But recent WSU research suggests that, for many U.S. veterans, combat is a defining experience that often sets the trajectory of the balance of their lives.
In research published this week in the American Sociological Review, Alair MacLean, an assistant professor with the department of sociology at WSU Vancouver, reports that, in comparison to both nonveterans and veterans who never engaged in combat, Americans returning from combat face significant socioeconomic challenges, as evidenced by consistently higher rates of disability and unemployment.
“Veterans who saw combat started their work lives at a relative disadvantage that they were unable to overcome,” MacLean writes of her research. “Soldiers exposed to combat were more likely than non-combat veterans to be disabled and unemployed in their mid-20s and to remain so throughout their worklife.
Using data taken from the Panel Study of Income Dynamics, a longitudinal survey of families and individuals which has been conducted annually since 1968, MacLean studied the characteristics of both veterans and nonveterans who would have been between the ages of 25 and 55 in any year between 1968 and 2003. The sample included men who served or otherwise would have become eligible for military service during World War II, as well as during the Korean, post-Korean, Viet Nam, and post-Viet Nam eras.
MacLean said the rate at which both nonveterans and noncombat veterans reported themselves to be disabled remained fairly consistent at roughly 10 percent of the population in each of the years reviewed by the study.
“Compared with these two groups of men, combat veterans were disabled at relatively high rates,” she says. “In most survey years, they were more likely than nonveterans to be disabled. In all survey years, they were more likely than noncombat veterans to be disabled.”
Additionally, MacLean found that combat veterans were more likely than the other groups to become disabled over time.
“In 1968, slightly over 10 percent (of combat veterans) were disabled. This increased to over 20 percent in 2003,” she says.
And while combat veterans tended to be employed in the initial years of the surveyed period at higher rates than the other two groups, MacLean says they reported significantly higher levels of unemployment than either non-veterans or non-combat veterans in most years after 1975.
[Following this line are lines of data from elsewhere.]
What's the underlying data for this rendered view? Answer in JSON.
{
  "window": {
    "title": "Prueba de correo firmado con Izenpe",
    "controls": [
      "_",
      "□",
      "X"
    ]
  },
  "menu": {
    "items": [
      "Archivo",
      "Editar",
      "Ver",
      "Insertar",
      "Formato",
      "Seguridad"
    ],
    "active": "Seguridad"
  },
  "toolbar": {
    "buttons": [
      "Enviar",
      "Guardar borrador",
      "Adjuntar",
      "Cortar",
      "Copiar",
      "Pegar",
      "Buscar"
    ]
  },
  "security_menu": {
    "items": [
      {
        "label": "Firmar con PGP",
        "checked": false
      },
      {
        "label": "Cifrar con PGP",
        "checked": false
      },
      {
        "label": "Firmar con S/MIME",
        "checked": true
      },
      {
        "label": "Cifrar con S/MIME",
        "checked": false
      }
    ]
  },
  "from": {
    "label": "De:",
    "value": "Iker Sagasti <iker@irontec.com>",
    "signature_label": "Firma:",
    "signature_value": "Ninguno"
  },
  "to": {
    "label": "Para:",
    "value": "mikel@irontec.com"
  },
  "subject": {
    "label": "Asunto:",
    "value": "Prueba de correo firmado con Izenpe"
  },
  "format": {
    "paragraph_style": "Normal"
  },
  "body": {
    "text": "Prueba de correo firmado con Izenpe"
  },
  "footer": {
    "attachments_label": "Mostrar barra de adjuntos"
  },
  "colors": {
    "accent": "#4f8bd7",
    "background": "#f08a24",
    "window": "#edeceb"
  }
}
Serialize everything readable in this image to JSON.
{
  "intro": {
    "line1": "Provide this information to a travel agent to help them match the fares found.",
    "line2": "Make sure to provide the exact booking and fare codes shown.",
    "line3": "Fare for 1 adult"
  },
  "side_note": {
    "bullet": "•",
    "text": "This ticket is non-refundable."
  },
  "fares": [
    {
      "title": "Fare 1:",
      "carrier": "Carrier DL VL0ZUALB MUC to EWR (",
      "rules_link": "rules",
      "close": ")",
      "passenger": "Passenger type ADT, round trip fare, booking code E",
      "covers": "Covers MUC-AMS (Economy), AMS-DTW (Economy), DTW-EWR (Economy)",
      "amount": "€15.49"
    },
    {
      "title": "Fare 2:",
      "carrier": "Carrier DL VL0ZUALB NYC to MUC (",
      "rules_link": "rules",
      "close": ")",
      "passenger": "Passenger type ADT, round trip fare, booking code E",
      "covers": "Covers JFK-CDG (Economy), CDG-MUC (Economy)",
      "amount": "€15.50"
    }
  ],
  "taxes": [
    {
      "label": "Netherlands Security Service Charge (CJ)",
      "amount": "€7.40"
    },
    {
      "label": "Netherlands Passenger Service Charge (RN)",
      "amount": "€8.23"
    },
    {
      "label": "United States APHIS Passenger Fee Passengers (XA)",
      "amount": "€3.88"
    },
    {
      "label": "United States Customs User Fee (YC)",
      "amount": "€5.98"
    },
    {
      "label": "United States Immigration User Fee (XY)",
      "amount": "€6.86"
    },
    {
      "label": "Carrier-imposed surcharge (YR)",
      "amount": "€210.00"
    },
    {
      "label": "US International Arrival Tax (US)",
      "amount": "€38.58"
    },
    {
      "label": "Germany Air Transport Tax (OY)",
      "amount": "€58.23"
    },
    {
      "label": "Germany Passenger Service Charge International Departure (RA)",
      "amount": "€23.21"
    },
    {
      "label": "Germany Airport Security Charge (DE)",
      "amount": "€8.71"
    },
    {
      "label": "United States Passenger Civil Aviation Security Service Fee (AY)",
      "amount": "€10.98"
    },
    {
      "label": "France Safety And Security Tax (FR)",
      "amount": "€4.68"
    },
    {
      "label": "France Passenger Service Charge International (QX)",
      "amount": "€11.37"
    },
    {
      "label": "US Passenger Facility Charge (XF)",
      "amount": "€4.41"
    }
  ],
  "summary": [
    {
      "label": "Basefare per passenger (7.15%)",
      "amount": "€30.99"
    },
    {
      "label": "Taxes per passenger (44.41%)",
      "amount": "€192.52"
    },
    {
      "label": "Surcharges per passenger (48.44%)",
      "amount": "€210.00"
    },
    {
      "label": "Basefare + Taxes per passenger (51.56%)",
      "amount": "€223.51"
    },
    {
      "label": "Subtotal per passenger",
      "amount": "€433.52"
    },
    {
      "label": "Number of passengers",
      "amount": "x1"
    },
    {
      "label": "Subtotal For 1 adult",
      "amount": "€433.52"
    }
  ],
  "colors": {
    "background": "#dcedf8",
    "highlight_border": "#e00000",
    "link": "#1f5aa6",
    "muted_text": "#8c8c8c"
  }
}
“What the data suggests is that combat may scar veterans who experience it, leading them to be less able to find work between the ages of 25 and 55, the prime working years,” she says.